## WHAT NEEDS TO BE DONE:
Read the records below. Copy each line where the string "Sample" occurs.

## THE DATA:

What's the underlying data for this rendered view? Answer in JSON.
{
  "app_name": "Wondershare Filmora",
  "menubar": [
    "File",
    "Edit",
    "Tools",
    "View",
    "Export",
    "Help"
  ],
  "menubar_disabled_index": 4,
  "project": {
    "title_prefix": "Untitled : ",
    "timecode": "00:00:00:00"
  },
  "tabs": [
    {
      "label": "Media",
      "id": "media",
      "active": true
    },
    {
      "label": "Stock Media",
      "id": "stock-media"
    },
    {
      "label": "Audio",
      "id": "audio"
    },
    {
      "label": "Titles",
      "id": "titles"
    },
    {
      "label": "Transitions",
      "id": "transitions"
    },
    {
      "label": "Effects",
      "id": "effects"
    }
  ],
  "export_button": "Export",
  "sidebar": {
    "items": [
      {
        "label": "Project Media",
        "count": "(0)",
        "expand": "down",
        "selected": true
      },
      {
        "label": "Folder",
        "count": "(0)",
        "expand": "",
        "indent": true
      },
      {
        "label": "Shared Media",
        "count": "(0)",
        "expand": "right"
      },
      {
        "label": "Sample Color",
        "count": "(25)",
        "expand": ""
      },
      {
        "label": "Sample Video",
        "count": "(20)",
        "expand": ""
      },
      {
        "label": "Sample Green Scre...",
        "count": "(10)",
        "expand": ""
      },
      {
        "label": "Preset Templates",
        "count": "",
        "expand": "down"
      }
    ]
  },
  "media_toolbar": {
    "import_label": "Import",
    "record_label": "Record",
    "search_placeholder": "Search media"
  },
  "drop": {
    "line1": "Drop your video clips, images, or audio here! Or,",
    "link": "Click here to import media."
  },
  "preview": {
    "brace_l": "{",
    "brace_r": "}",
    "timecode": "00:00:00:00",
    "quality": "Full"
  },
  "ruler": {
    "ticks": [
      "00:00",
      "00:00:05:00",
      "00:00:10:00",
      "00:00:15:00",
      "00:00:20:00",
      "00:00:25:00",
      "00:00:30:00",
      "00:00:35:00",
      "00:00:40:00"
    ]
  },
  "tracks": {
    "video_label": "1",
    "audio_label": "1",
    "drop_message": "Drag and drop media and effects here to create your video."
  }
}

## SOLUTION FOR THIS PROBLEM:
        "label": "Sample Color",
        "label": "Sample Video",
        "label": "Sample Green Scre...",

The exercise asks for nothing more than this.